About this exercise
An exact restatement of the data is required, with the images omitted.

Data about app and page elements
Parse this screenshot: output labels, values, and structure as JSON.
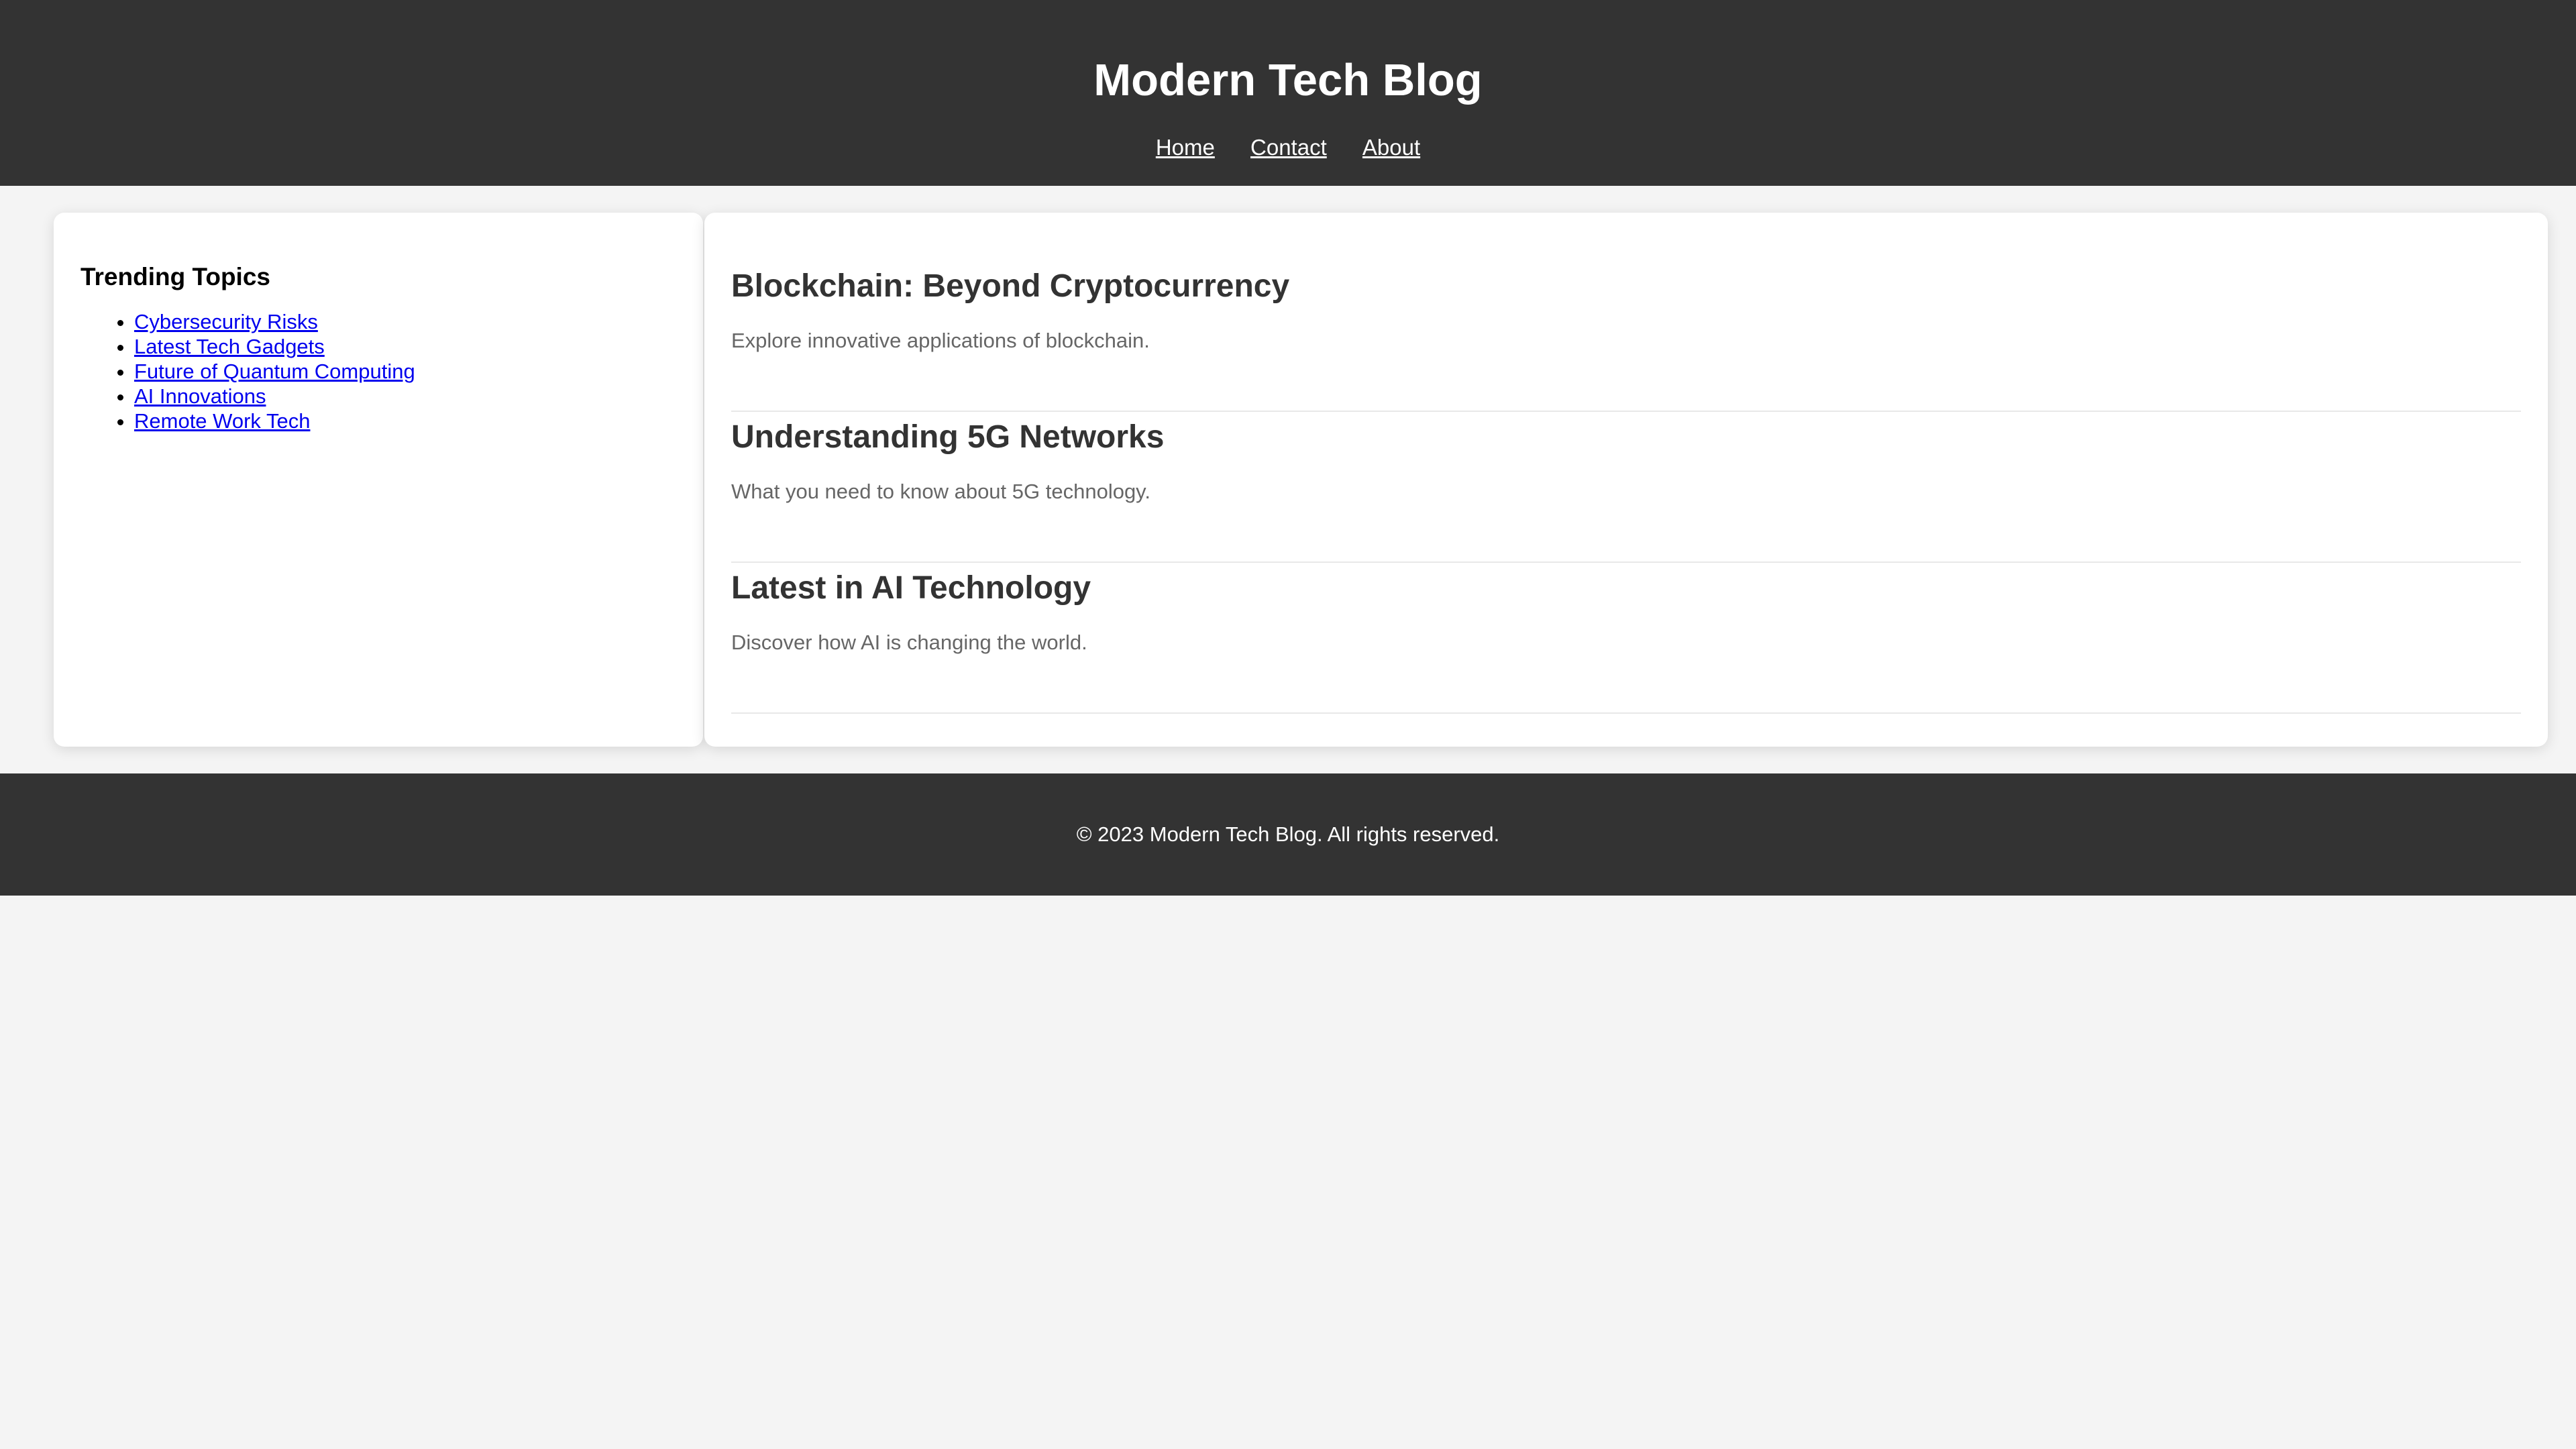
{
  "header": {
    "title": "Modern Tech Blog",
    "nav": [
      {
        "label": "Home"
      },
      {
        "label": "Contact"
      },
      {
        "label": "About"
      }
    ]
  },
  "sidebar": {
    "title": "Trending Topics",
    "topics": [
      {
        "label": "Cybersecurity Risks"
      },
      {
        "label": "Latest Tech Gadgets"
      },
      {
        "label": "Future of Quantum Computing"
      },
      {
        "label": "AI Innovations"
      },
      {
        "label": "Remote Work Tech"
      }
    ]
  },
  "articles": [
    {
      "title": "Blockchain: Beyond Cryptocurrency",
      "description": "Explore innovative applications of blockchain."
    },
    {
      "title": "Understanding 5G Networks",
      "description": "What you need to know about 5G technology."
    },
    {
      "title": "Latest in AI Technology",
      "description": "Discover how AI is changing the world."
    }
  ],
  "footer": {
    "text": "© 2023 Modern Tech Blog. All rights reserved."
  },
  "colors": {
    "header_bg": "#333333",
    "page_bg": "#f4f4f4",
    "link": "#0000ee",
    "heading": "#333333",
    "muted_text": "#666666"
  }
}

Completed exercise
Parse this screenshot: output labels, values, and structure as JSON.
{
  "header": {
    "title": "Modern Tech Blog",
    "nav": [
      {
        "label": "Home"
      },
      {
        "label": "Contact"
      },
      {
        "label": "About"
      }
    ]
  },
  "sidebar": {
    "title": "Trending Topics",
    "topics": [
      {
        "label": "Cybersecurity Risks"
      },
      {
        "label": "Latest Tech Gadgets"
      },
      {
        "label": "Future of Quantum Computing"
      },
      {
        "label": "AI Innovations"
      },
      {
        "label": "Remote Work Tech"
      }
    ]
  },
  "articles": [
    {
      "title": "Blockchain: Beyond Cryptocurrency",
      "description": "Explore innovative applications of blockchain."
    },
    {
      "title": "Understanding 5G Networks",
      "description": "What you need to know about 5G technology."
    },
    {
      "title": "Latest in AI Technology",
      "description": "Discover how AI is changing the world."
    }
  ],
  "footer": {
    "text": "© 2023 Modern Tech Blog. All rights reserved."
  },
  "colors": {
    "header_bg": "#333333",
    "page_bg": "#f4f4f4",
    "link": "#0000ee",
    "heading": "#333333",
    "muted_text": "#666666"
  }
}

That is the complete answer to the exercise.